=== WHAT THIS TASK INVOLVES ===
Write down each entry again, exactly as it reads.

[Data entries]
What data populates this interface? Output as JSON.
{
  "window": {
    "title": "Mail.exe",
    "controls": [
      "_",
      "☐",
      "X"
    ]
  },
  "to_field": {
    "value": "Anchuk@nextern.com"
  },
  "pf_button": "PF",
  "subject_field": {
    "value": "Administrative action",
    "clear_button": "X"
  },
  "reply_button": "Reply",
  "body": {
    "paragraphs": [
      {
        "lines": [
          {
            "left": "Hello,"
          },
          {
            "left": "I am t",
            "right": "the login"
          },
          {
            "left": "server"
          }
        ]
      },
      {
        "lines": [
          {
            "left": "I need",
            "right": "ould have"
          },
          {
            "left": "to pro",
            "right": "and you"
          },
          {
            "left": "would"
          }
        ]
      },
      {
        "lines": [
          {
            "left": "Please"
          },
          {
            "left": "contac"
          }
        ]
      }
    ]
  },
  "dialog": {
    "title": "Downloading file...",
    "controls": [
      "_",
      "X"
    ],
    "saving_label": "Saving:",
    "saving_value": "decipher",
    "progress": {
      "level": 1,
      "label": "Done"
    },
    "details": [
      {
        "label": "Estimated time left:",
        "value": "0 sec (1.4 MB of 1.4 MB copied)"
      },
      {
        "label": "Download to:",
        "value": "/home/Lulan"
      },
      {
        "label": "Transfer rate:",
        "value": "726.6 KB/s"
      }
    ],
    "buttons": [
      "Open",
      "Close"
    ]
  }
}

=== TASK ANSWER ===
What data populates this interface? Output as JSON.
{
  "window": {
    "title": "Mail.exe",
    "controls": [
      "_",
      "☐",
      "X"
    ]
  },
  "to_field": {
    "value": "Anchuk@nextern.com"
  },
  "pf_button": "PF",
  "subject_field": {
    "value": "Administrative action",
    "clear_button": "X"
  },
  "reply_button": "Reply",
  "body": {
    "paragraphs": [
      {
        "lines": [
          {
            "left": "Hello,"
          },
          {
            "left": "I am t",
            "right": "the login"
          },
          {
            "left": "server"
          }
        ]
      },
      {
        "lines": [
          {
            "left": "I need",
            "right": "ould have"
          },
          {
            "left": "to pro",
            "right": "and you"
          },
          {
            "left": "would"
          }
        ]
      },
      {
        "lines": [
          {
            "left": "Please"
          },
          {
            "left": "contac"
          }
        ]
      }
    ]
  },
  "dialog": {
    "title": "Downloading file...",
    "controls": [
      "_",
      "X"
    ],
    "saving_label": "Saving:",
    "saving_value": "decipher",
    "progress": {
      "level": 1,
      "label": "Done"
    },
    "details": [
      {
        "label": "Estimated time left:",
        "value": "0 sec (1.4 MB of 1.4 MB copied)"
      },
      {
        "label": "Download to:",
        "value": "/home/Lulan"
      },
      {
        "label": "Transfer rate:",
        "value": "726.6 KB/s"
      }
    ],
    "buttons": [
      "Open",
      "Close"
    ]
  }
}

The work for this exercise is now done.